### Goal of the exercise:
Which lines of the listing below contain the word "pepper"? Return them.

### Record excerpts:
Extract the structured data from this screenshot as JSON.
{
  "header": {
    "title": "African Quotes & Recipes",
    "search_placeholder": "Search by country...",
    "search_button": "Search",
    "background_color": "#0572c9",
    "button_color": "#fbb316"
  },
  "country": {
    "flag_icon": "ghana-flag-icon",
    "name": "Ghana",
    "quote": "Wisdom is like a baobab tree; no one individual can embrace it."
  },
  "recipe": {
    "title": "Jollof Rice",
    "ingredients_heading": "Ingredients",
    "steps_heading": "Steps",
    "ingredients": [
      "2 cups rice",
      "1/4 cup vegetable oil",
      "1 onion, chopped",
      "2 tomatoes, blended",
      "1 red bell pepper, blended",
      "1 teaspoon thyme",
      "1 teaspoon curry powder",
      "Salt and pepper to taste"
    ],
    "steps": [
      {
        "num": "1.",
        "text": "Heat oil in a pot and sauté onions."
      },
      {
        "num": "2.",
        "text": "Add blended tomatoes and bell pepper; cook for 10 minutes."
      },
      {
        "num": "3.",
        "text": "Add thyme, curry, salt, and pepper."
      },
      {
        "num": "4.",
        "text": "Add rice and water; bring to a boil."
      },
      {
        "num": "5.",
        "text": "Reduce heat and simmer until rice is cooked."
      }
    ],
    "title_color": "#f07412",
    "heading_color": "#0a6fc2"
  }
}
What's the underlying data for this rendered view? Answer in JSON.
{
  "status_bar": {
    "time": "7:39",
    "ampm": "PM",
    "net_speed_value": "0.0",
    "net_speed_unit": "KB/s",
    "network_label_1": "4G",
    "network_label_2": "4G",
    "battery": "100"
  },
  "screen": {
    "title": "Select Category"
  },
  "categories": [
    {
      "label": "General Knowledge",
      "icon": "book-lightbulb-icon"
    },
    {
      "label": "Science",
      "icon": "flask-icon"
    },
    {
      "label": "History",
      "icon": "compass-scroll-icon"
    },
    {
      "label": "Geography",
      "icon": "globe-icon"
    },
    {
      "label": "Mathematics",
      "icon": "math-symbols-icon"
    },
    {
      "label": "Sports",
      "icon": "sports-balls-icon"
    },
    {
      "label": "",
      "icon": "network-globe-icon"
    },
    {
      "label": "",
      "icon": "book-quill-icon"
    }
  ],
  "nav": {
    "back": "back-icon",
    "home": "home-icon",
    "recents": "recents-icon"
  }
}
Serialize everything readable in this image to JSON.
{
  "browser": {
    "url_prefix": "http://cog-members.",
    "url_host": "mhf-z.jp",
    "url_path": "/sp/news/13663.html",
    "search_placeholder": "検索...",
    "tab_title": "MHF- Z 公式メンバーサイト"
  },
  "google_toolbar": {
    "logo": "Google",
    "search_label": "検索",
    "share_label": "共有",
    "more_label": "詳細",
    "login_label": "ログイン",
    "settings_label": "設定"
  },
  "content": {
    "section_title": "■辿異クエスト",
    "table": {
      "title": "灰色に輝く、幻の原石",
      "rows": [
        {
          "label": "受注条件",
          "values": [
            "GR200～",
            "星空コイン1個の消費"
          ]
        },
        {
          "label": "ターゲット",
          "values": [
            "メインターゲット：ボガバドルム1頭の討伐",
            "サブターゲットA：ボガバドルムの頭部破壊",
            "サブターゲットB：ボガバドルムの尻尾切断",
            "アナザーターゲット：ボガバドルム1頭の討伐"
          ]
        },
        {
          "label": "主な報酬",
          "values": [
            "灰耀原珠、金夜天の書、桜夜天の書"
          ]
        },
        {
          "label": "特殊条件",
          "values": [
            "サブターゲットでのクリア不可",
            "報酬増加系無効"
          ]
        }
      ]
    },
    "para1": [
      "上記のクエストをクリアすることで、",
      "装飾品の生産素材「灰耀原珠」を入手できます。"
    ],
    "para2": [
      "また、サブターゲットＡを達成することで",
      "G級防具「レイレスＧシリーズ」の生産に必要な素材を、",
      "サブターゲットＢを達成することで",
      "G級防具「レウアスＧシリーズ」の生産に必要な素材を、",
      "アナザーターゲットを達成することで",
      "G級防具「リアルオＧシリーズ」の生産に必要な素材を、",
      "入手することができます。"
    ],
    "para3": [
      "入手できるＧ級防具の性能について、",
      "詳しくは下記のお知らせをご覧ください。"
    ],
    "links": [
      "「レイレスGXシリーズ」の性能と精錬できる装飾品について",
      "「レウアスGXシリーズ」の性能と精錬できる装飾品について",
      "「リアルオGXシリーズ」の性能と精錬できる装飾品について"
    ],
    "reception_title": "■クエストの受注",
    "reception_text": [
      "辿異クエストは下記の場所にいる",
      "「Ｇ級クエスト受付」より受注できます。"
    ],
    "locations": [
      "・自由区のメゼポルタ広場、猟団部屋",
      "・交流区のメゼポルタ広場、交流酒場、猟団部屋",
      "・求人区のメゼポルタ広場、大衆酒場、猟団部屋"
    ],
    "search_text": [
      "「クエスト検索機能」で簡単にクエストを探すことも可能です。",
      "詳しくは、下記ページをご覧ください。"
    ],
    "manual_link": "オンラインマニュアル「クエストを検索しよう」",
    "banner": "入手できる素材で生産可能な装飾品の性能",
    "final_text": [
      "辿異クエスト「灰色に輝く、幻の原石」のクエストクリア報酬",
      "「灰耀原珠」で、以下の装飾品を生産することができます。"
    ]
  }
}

### Answer to this problem:
      "1 red bell pepper, blended",
      "Salt and pepper to taste"
        "text": "Add blended tomatoes and bell pepper; cook for 10 minutes."
        "text": "Add thyme, curry, salt, and pepper."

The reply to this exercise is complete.